§ **Problem details**
Using the entries that follow, collect the lines where the word "white" appears.

§ **Stored data entries**
==*==

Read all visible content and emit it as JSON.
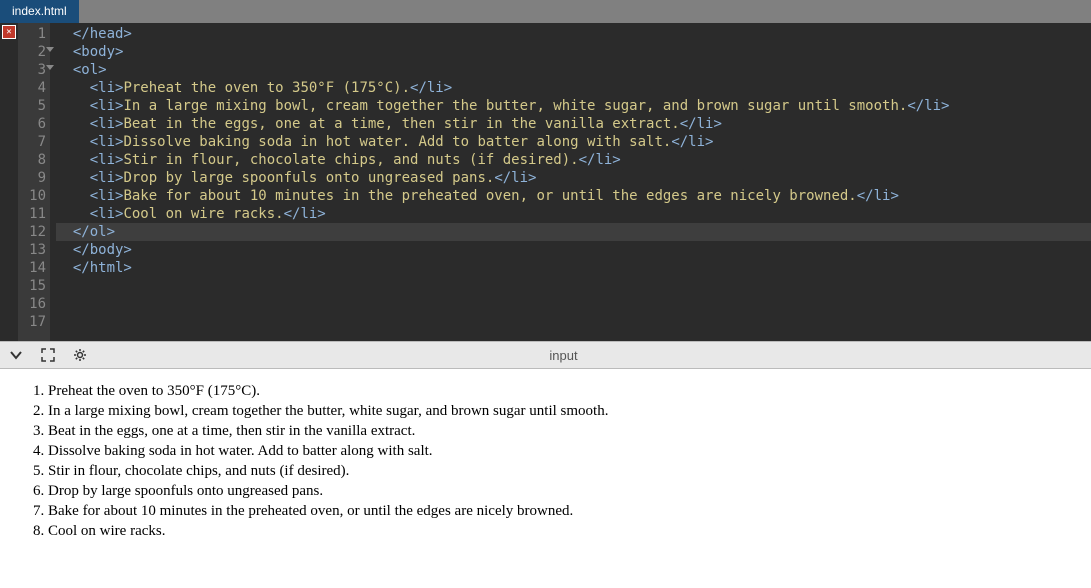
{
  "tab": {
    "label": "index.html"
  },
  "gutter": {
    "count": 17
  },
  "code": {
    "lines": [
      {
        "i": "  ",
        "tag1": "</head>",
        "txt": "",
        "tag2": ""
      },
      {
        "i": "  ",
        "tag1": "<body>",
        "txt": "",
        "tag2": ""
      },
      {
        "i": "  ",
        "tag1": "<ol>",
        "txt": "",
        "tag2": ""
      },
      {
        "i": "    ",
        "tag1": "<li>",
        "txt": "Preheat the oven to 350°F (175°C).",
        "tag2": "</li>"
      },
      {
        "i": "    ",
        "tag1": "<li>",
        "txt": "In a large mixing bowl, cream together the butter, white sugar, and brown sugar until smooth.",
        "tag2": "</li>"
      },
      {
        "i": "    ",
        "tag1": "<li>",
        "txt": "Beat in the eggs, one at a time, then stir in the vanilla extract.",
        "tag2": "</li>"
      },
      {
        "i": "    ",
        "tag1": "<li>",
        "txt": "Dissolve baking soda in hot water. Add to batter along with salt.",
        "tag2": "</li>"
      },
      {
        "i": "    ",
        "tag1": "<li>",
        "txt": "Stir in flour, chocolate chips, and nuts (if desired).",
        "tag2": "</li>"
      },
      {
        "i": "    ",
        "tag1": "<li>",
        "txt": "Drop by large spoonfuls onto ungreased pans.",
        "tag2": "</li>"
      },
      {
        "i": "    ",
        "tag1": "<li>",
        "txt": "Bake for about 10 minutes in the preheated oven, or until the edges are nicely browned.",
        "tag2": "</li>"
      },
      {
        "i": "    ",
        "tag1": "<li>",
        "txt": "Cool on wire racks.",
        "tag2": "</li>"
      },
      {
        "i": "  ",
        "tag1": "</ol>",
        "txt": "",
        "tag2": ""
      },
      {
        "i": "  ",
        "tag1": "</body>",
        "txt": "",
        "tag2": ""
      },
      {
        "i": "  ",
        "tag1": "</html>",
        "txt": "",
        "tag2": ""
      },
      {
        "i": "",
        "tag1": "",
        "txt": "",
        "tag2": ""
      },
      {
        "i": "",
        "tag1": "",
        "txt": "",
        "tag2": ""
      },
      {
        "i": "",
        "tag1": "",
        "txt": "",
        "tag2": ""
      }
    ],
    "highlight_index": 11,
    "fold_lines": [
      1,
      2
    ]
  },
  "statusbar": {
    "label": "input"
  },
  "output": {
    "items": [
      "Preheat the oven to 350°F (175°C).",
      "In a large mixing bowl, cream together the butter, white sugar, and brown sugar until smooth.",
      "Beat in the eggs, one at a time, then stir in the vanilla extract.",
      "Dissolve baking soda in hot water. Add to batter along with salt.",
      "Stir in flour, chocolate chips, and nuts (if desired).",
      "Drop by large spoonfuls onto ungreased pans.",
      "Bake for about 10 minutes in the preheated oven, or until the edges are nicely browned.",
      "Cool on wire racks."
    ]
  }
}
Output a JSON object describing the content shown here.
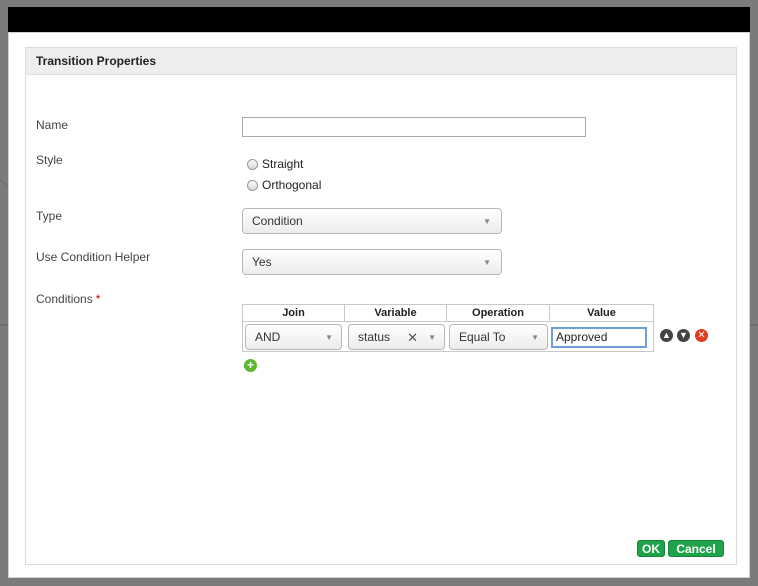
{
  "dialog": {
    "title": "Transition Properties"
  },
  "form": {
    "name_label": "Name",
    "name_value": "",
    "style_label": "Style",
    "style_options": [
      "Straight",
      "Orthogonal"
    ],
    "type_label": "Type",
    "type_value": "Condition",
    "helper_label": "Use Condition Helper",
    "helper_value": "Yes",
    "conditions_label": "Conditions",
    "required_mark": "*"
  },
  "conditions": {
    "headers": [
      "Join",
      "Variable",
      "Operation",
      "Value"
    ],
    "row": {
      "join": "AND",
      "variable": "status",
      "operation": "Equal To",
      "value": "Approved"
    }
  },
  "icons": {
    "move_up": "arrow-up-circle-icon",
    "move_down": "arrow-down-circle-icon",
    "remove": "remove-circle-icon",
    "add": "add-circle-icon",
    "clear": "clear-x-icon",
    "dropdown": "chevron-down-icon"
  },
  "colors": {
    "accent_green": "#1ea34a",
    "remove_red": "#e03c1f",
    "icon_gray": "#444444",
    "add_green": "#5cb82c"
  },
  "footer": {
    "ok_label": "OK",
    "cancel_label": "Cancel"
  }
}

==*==

§ **Result for this exercise**
        "txt": "In a large mixing bowl, cream together the butter, white sugar, and brown sugar until smooth.",
      "In a large mixing bowl, cream together the butter, white sugar, and brown sugar until smooth.",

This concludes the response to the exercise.